“It was very different from other scholarships I had applied for,” Issermoyer said. “The application consisted of a few essays and a video submission. No interviews or letters of recommendation were required. That being said, it was pretty simple. When I applied, I did not think anything would come of it, and I simply sent and forgot.” 

According to their website, students accepted into the program receive many financial benefits to aid their pursuit of public service. Students receive up to $50,000 in financial aid for their junior and senior years, a $10,000 stipend and free Airbnb housing during their summer work travel between their junior and senior years, and a 10-year travel stipend of $2,000 each year. 

Issermoyer said the financial assistance from the scholarship will alleviate part of his student debt, allowing him to focus more on his public service endeavors. 

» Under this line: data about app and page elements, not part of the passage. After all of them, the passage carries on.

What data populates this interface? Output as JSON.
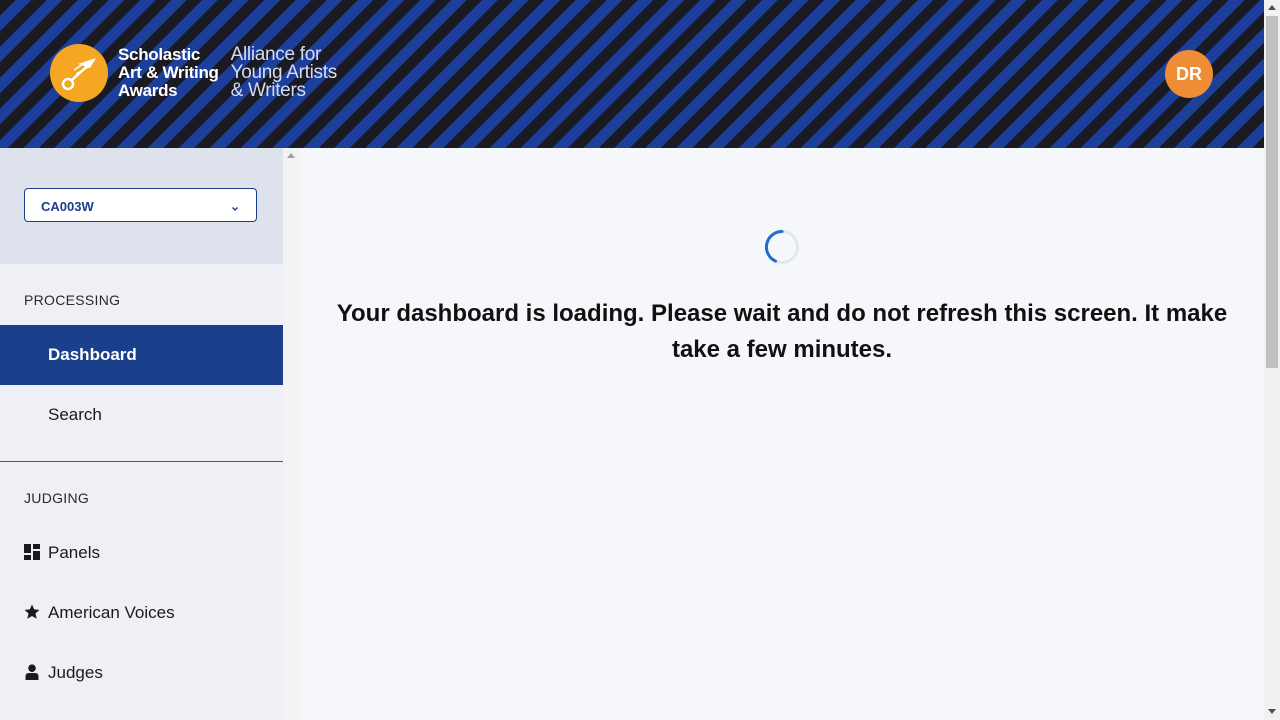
{
  "header": {
    "logo_name_lines": [
      "Scholastic",
      "Art & Writing",
      "Awards"
    ],
    "logo_tagline_lines": [
      "Alliance for",
      "Young Artists",
      "& Writers"
    ],
    "avatar_initials": "DR",
    "colors": {
      "stripe_dark": "#1a1a22",
      "stripe_blue": "#1c3f9c",
      "logo": "#f5a623",
      "avatar": "#ee8d35"
    }
  },
  "sidebar": {
    "org_select": {
      "value": "CA003W"
    },
    "sections": [
      {
        "label": "PROCESSING",
        "items": [
          {
            "label": "Dashboard",
            "active": true
          },
          {
            "label": "Search",
            "active": false
          }
        ]
      },
      {
        "label": "JUDGING",
        "items": [
          {
            "label": "Panels",
            "icon": "grid-icon"
          },
          {
            "label": "American Voices",
            "icon": "star-icon"
          },
          {
            "label": "Judges",
            "icon": "person-icon"
          }
        ]
      }
    ],
    "colors": {
      "active_bg": "#1a3f8b"
    }
  },
  "main": {
    "loading_message": "Your dashboard is loading. Please wait and do not refresh this screen. It make take a few minutes."
  }
}
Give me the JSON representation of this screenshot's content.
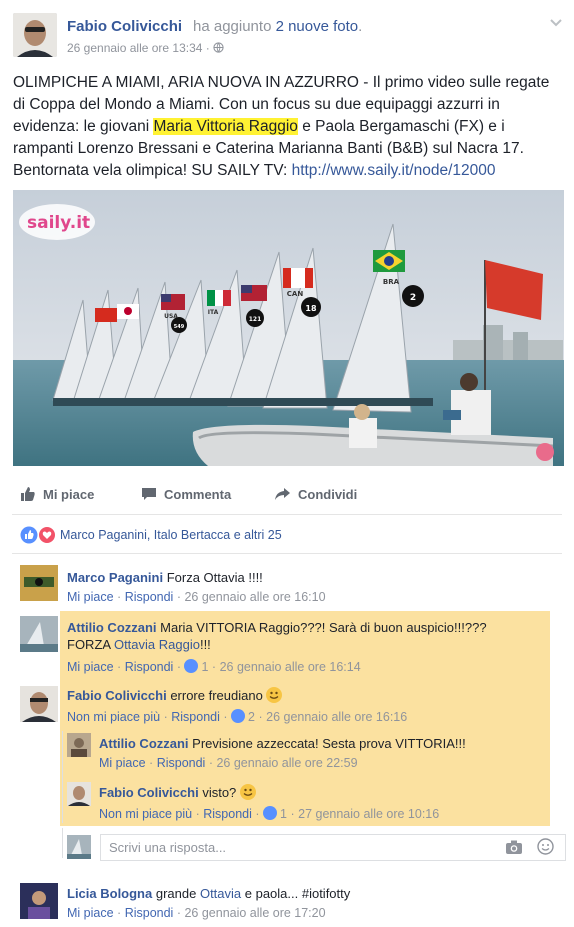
{
  "post": {
    "author": "Fabio Colivicchi",
    "action_prefix": "ha aggiunto",
    "action_photos": "2 nuove foto",
    "action_suffix": ".",
    "time": "26 gennaio alle ore 13:34",
    "text_part1": "OLIMPICHE A MIAMI, ARIA NUOVA IN AZZURRO - Il primo video sulle regate di Coppa del Mondo a Miami. Con un focus su due equipaggi azzurri in evidenza: le giovani ",
    "text_highlight": "Maria Vittoria Raggio",
    "text_part2": " e Paola Bergamaschi (FX) e i rampanti Lorenzo Bressani e Caterina Marianna Banti (B&B) sul Nacra 17. Bentornata vela olimpica! SU SAILY TV: ",
    "link": "http://www.saily.it/node/12000",
    "photo_logo": "saily.it",
    "sail_labels": [
      "BRA",
      "2",
      "CAN",
      "18",
      "121",
      "ITA",
      "USA",
      "549"
    ]
  },
  "actions": {
    "like": "Mi piace",
    "comment": "Commenta",
    "share": "Condividi"
  },
  "reactions": {
    "text": "Marco Paganini, Italo Bertacca e altri 25"
  },
  "comments": [
    {
      "author": "Marco Paganini",
      "text": "Forza Ottavia !!!!",
      "like": "Mi piace",
      "reply": "Rispondi",
      "time": "26 gennaio alle ore 16:10"
    },
    {
      "author": "Attilio Cozzani",
      "text_a": "Maria VITTORIA Raggio???! Sarà di buon auspicio!!!??? FORZA ",
      "mention": "Ottavia Raggio",
      "text_b": "!!!",
      "like": "Mi piace",
      "reply": "Rispondi",
      "count": "1",
      "time": "26 gennaio alle ore 16:14"
    },
    {
      "author": "Fabio Colivicchi",
      "text": "errore freudiano",
      "like": "Non mi piace più",
      "reply": "Rispondi",
      "count": "2",
      "time": "26 gennaio alle ore 16:16",
      "replies": [
        {
          "author": "Attilio Cozzani",
          "text": "Previsione azzeccata! Sesta prova VITTORIA!!!",
          "like": "Mi piace",
          "reply": "Rispondi",
          "time": "26 gennaio alle ore 22:59"
        },
        {
          "author": "Fabio Colivicchi",
          "text": "visto?",
          "like": "Non mi piace più",
          "reply": "Rispondi",
          "count": "1",
          "time": "27 gennaio alle ore 10:16"
        }
      ]
    },
    {
      "author": "Licia Bologna",
      "text_a": "grande ",
      "mention": "Ottavia",
      "text_b": " e paola... #iotifotty",
      "like": "Mi piace",
      "reply": "Rispondi",
      "time": "26 gennaio alle ore 17:20"
    }
  ],
  "reply_input": {
    "placeholder": "Scrivi una risposta..."
  },
  "separator": "·",
  "colors": {
    "link": "#365899",
    "highlight": "#fff233",
    "comment_highlight": "#fbe1a0"
  }
}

“Before receiving the scholarship, the weight of debt had been crushing,” Issermoyer said. “I was concerned I would be limited in my life opportunities, simply to pay off my loans. But now, much of this debt has been lifted off my shoulders which I feel will allow me to pursue a far more fulfilling path of public service.”

In addition to receiving financial assistance, students are invited to an annual fall summit to meet with Obama and Chesky to discuss leadership and public service. The program ensures that students will receive opportunities to network with leaders of different fields to learn about innovations currently occurring.

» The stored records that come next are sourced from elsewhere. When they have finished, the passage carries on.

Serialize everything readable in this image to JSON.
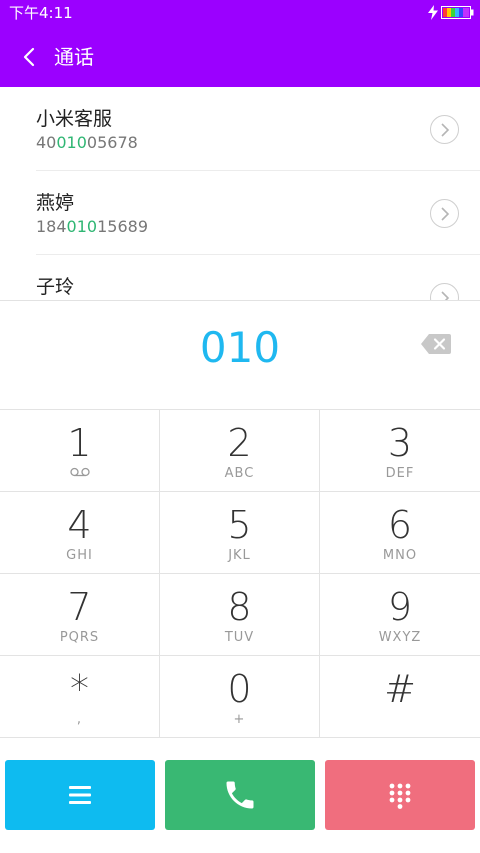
{
  "status_bar": {
    "time": "下午4:11",
    "icons": [
      "bolt-icon",
      "battery-icon"
    ]
  },
  "app_bar": {
    "back_icon": "chevron-left-icon",
    "title": "通话"
  },
  "contacts": [
    {
      "name": "小米客服",
      "number_prefix": "40",
      "number_match": "010",
      "number_suffix": "05678"
    },
    {
      "name": "燕婷",
      "number_prefix": "184",
      "number_match": "010",
      "number_suffix": "15689"
    },
    {
      "name": "子玲",
      "number_prefix": "",
      "number_match": "",
      "number_suffix": ""
    }
  ],
  "dialer": {
    "dialed_number": "010",
    "backspace_icon": "backspace-icon"
  },
  "keypad": {
    "keys": [
      {
        "digit": "1",
        "letters": "",
        "sub_icon": "voicemail-icon"
      },
      {
        "digit": "2",
        "letters": "ABC"
      },
      {
        "digit": "3",
        "letters": "DEF"
      },
      {
        "digit": "4",
        "letters": "GHI"
      },
      {
        "digit": "5",
        "letters": "JKL"
      },
      {
        "digit": "6",
        "letters": "MNO"
      },
      {
        "digit": "7",
        "letters": "PQRS"
      },
      {
        "digit": "8",
        "letters": "TUV"
      },
      {
        "digit": "9",
        "letters": "WXYZ"
      },
      {
        "digit": "*",
        "letters": ","
      },
      {
        "digit": "0",
        "letters": "+"
      },
      {
        "digit": "#",
        "letters": ""
      }
    ]
  },
  "actions": {
    "menu_icon": "menu-icon",
    "call_icon": "phone-icon",
    "keypad_icon": "dialpad-icon"
  },
  "colors": {
    "header": "#9b00ff",
    "accent_blue": "#1fb8f0",
    "match_green": "#2fb673",
    "menu_button": "#0ebbf0",
    "call_button": "#39b873",
    "keypad_button": "#f06e7e"
  }
}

Issermoyer said he plans on traveling abroad to examine democracies at various stages, from backsliding to thriving, to understand how individual actors fit in. He said he hopes to apply what he learns to our own domestic situation to work and ensure continued democratic success in the U.S.

Pitt also offers students guidance when applying for scholarships through the National Scholarships Advising Center. Lesha Greene, director of national scholarships for the David C. Frederick Honors College, said the center recruits and promotes a number of nationally and internationally competitive awards and helps students through the application process. 

“We do a lot of work on the essays,” Greene said. “For this specific application, there was also a video component, so we would just brainstorm with them about how they wanted to approach that and discuss things they may want to include or highlight in the video. We were quite happy and pleased with the success and I think it’s just a testament to the work that Pitt students are doing.”

Sydney Wilhelmy, a junior political science major, also received the scholarship. He said students from all disciplines and majors should consider applying because the goal of the scholarship is to broaden the scope of public service.

“I think almost a third of the winners are not humanities or social science people,” Wilhelmy said. “As long as you can define and frame what you are doing as serving the public good and prove that you actually care about the issue, you will be what they are looking for. My advice is to stick to issues you’re passionate about.” 

Wilhelmy said he plans on applying to internships in Europe for human rights agencies and migration focus groups. He said his dream career is focused on international relations and human rights policy, which the scholarship is helping to kick-start.

Yali Beit-Arie, a junior sociology and philosophy major, told Pittwire that the scholarship will allow him to focus on issues such as education access, criminal justice, and immigration reform. He said he hopes to visit Europe during his summer work.

“The United States notoriously lacks proper publicly funded social welfare resources, so it would be illuminating to compare and contrast what I witness while abroad in comparison to what I have experienced and learned about in the United States,” Beit-Arie said.

Ledermann said in addition to receiving financial assistance, each recipient is assigned a coach to look out for the students and ensure they are staying on track with the goals of the scholarship. 

“The coaches are ‘near-peer,’ meaning they are close to us in age and understand what we’re going through because they’ve recently experienced what it’s like to be a college student,” Ledermann said. “My advice to people who are hesitating to apply would be to just go ahead and do it.”

Editor’s Note: Kiera Ledermann is a senior staff writer at The Pitt News.